* MATERIAL FOR THIS TASK *

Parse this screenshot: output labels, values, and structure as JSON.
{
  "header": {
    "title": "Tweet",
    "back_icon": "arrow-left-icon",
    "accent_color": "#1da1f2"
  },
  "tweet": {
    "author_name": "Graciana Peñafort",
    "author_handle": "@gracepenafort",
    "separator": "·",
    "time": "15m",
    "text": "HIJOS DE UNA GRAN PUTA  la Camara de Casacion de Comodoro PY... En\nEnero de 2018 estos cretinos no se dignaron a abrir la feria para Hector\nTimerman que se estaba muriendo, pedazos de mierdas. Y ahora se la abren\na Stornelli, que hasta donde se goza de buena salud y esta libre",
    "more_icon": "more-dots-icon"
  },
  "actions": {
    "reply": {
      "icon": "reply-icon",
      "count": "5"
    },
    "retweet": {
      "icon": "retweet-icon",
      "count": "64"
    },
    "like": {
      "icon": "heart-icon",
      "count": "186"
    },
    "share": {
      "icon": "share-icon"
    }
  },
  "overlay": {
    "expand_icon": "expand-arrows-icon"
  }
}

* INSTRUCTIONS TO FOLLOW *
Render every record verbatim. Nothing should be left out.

* SOLVED EXERCISE *
Parse this screenshot: output labels, values, and structure as JSON.
{
  "header": {
    "title": "Tweet",
    "back_icon": "arrow-left-icon",
    "accent_color": "#1da1f2"
  },
  "tweet": {
    "author_name": "Graciana Peñafort",
    "author_handle": "@gracepenafort",
    "separator": "·",
    "time": "15m",
    "text": "HIJOS DE UNA GRAN PUTA  la Camara de Casacion de Comodoro PY... En\nEnero de 2018 estos cretinos no se dignaron a abrir la feria para Hector\nTimerman que se estaba muriendo, pedazos de mierdas. Y ahora se la abren\na Stornelli, que hasta donde se goza de buena salud y esta libre",
    "more_icon": "more-dots-icon"
  },
  "actions": {
    "reply": {
      "icon": "reply-icon",
      "count": "5"
    },
    "retweet": {
      "icon": "retweet-icon",
      "count": "64"
    },
    "like": {
      "icon": "heart-icon",
      "count": "186"
    },
    "share": {
      "icon": "share-icon"
    }
  },
  "overlay": {
    "expand_icon": "expand-arrows-icon"
  }
}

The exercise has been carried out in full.